Case Statements

What is a case statement?

It is a written document presenting a compelling and persuasive case for the “raison d’être” of your nonprofit (the reason for its existence) and why it is worthy of support.

Proven fund raising principles teach that case statements are most effective when they are bigger than your institution – meaning they present evidence that connects your mission with the future success or well-being of the greater good.

They also become valuable fund raising tools when customized to appeal to the interests and concerns of a specific audience.

Types of Case Statements

There are two main types of case statements – internal and external – with variations in-between.

The external or public case statement is well known as a valuable fund raising tool in campaigns, most often used at face-to-face meetings with prospects and donors; the “leave-behind” piece that works quietly after the solicitor leaves.

Normally created out of an internal case statement, the “public” case gives a convincing and realistic plan for achieving campaign objectives, and is persuasively crafted to appeal to a specific audience.

Unfortunately, the internal case statement is not as widely used, which is a great loss to nonprofits. Its primary use is to serve as a data bank of the most useful and compelling information on your mission, a valuable resource in the development of marketing and fund raising communications, e.g., grant proposals appeal letters, annual reports and more.

Also, when created with consensus and updated to keep current, the internal case statement will sit along side your strategic plan as the core of your organization’s identity, serving as a baseline for institutional evaluation, priority setting, and decision-making.

What is the process for writing a case statement?

My process will vary to meet organizational resources or the campaign timeline. However, for a starting reference point, here is a comprehensive, four-phrase approach traditionally used with campaign committees.

Phase 1: Interviews & Discussion Meetings
The process begins with meetings and interviews with organizational leadership and/or the campaign committee. My goal is to build consensus, gather resources, and identify strategies and frameworks for building your case for support.
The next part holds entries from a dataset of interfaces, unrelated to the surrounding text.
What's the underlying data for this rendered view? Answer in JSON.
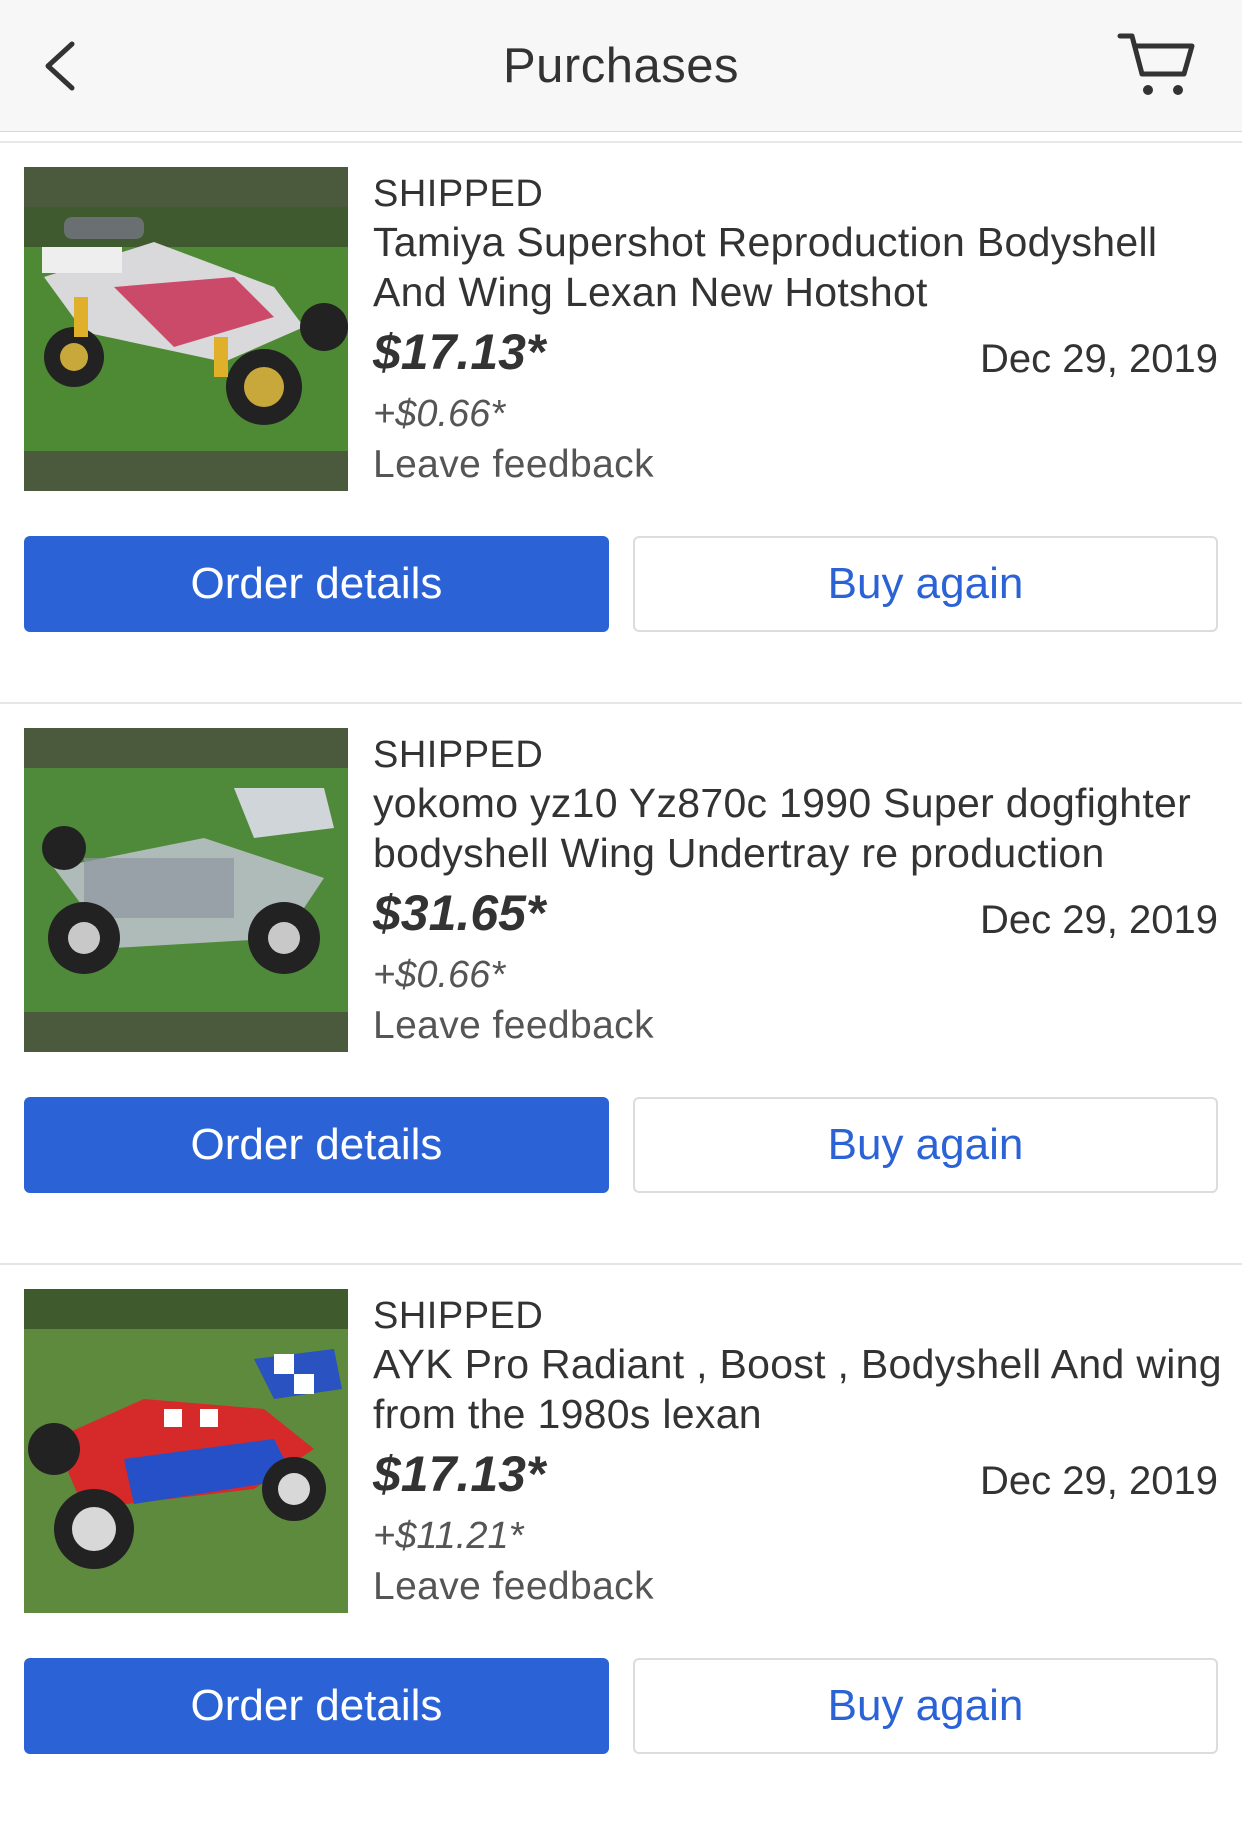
{
  "header": {
    "title": "Purchases",
    "back_icon": "chevron-left-icon",
    "cart_icon": "cart-icon"
  },
  "colors": {
    "primary": "#2b63d6",
    "text": "#333333",
    "nav_bg": "#f7f7f7"
  },
  "purchases": [
    {
      "status": "SHIPPED",
      "title": "Tamiya Supershot Reproduction Bodyshell And Wing Lexan New Hotshot",
      "price": "$17.13*",
      "shipping": "+$0.66*",
      "date": "Dec 29, 2019",
      "feedback": "Leave feedback",
      "order_details_label": "Order details",
      "buy_again_label": "Buy again"
    },
    {
      "status": "SHIPPED",
      "title": "yokomo yz10 Yz870c 1990 Super dogfighter bodyshell Wing Undertray re production",
      "price": "$31.65*",
      "shipping": "+$0.66*",
      "date": "Dec 29, 2019",
      "feedback": "Leave feedback",
      "order_details_label": "Order details",
      "buy_again_label": "Buy again"
    },
    {
      "status": "SHIPPED",
      "title": "AYK Pro Radiant , Boost  , Bodyshell And wing from the 1980s lexan",
      "price": "$17.13*",
      "shipping": "+$11.21*",
      "date": "Dec 29, 2019",
      "feedback": "Leave feedback",
      "order_details_label": "Order details",
      "buy_again_label": "Buy again"
    }
  ]
}
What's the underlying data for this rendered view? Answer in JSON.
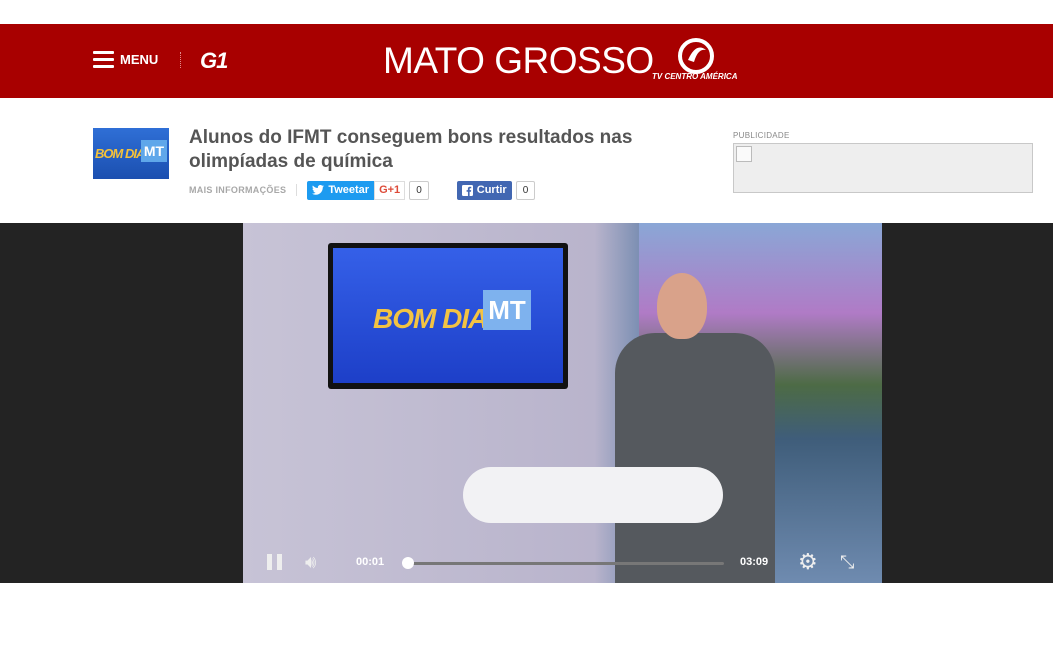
{
  "header": {
    "menu_label": "MENU",
    "brand": "G1",
    "region": "MATO GROSSO",
    "affiliate": "TV CENTRO AMÉRICA"
  },
  "article": {
    "thumb_text_1": "BOM DIA",
    "thumb_text_2": "MT",
    "title": "Alunos do IFMT conseguem bons resultados nas olimpíadas de química",
    "more_info": "MAIS INFORMAÇÕES",
    "tweet_label": "Tweetar",
    "gplus_label": "G+1",
    "gplus_count": "0",
    "fb_label": "Curtir",
    "fb_count": "0"
  },
  "ad": {
    "label": "PUBLICIDADE"
  },
  "video": {
    "screen_text_1": "BOM DIA",
    "screen_text_2": "MT",
    "current_time": "00:01",
    "duration": "03:09",
    "progress": 0.005,
    "colors": {
      "header": "#a80000",
      "twitter": "#1d9bf0",
      "facebook": "#4267b2"
    }
  },
  "icons": [
    "hamburger-icon",
    "twitter-icon",
    "facebook-icon",
    "pause-icon",
    "volume-icon",
    "settings-icon",
    "fullscreen-icon"
  ]
}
Phase 2: Research and Outline
In this stage, I conduct research and make an outline of the information, strategies, and frameworks relevant to making a persuasive case for support to each of your organization’s constituencies. I then submit the outline to designated leadership (usually the campaign committee) for evaluation and further refinement to help avoid the expense of future rewrites.

Phase 3: Internal Case Statement
My next step is to turn the research and outline (from Phase 2) into one large document that will serve inside your organization as a valuable information bank of the most useful and compelling data on your mission. It will also include strategies and frameworks to use when making a case to each of your organization’s constituencies.

When the draft is completed, you and/or the campaign committee will once again evaluate the content to determine that the case positions are compelling and answer the key questions for each constituency.

Phase 4: External Case Statement
In this final stage, I use the internal case statement to write a much shorter but compelling case for support of a specific project or campaign goal. Written for external (or public) use, the case is customized to the interests and concerns of a specific audience.

This phase often includes one or two rewrites of the document. When completed, the final copy may enter a creative design process to become a visually impressive booklet, or simply remain a word-document printed on plain paper.

How long does it take to write a case statement?

This project can range from three to six months or more, depending on the work stages requested and approval process established.


Thinking about having a qualified staff
member write the case statement?

Before you make that decision, consider these two points adapted from Designs for Fund Raising by Harold J. Seymour:

  1. The people who know the most about their project or organization are often the least qualified to write the case statement. Their viewpoint is generally too institutional, using internal jargon, and does not distinguish between significant and unimportant details. In addition, their writing habits are frequently geared towards scholarly dissertation and not the art of persuasion and promotion.
  2. Often stakeholders have not discussed the organization’s long-term vision or come to an agreement about campaign goals, fund raising strategies, schedule, budget, and more. Therefore, the process of creating a case statement can become the avenue for gaining group consensus, and the neutrality of an outside third party becomes an asset in facilitating this goal.”

Pamela Sophiajohn Insignia